··· Supplied data
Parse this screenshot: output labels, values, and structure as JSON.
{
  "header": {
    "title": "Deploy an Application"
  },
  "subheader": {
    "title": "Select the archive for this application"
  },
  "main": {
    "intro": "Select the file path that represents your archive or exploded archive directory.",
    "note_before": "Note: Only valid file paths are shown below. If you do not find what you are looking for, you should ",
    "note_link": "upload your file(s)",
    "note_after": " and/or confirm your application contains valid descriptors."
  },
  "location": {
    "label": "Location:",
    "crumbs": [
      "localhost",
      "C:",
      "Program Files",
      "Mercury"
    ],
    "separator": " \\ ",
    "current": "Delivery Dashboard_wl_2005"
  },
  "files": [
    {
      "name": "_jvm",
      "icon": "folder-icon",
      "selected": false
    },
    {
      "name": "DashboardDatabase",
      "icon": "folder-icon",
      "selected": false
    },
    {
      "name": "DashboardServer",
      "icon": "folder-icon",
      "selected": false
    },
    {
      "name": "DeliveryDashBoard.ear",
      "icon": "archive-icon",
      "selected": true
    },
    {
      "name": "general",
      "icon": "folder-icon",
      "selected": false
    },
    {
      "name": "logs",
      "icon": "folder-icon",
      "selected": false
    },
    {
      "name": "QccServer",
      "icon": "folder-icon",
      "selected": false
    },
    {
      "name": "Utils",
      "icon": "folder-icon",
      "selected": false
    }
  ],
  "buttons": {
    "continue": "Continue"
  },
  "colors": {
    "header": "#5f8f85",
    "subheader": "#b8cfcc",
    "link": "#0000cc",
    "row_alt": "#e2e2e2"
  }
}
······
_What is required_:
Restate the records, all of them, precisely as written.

_Answer space_:
Parse this screenshot: output labels, values, and structure as JSON.
{
  "header": {
    "title": "Deploy an Application"
  },
  "subheader": {
    "title": "Select the archive for this application"
  },
  "main": {
    "intro": "Select the file path that represents your archive or exploded archive directory.",
    "note_before": "Note: Only valid file paths are shown below. If you do not find what you are looking for, you should ",
    "note_link": "upload your file(s)",
    "note_after": " and/or confirm your application contains valid descriptors."
  },
  "location": {
    "label": "Location:",
    "crumbs": [
      "localhost",
      "C:",
      "Program Files",
      "Mercury"
    ],
    "separator": " \\ ",
    "current": "Delivery Dashboard_wl_2005"
  },
  "files": [
    {
      "name": "_jvm",
      "icon": "folder-icon",
      "selected": false
    },
    {
      "name": "DashboardDatabase",
      "icon": "folder-icon",
      "selected": false
    },
    {
      "name": "DashboardServer",
      "icon": "folder-icon",
      "selected": false
    },
    {
      "name": "DeliveryDashBoard.ear",
      "icon": "archive-icon",
      "selected": true
    },
    {
      "name": "general",
      "icon": "folder-icon",
      "selected": false
    },
    {
      "name": "logs",
      "icon": "folder-icon",
      "selected": false
    },
    {
      "name": "QccServer",
      "icon": "folder-icon",
      "selected": false
    },
    {
      "name": "Utils",
      "icon": "folder-icon",
      "selected": false
    }
  ],
  "buttons": {
    "continue": "Continue"
  },
  "colors": {
    "header": "#5f8f85",
    "subheader": "#b8cfcc",
    "link": "#0000cc",
    "row_alt": "#e2e2e2"
  }
}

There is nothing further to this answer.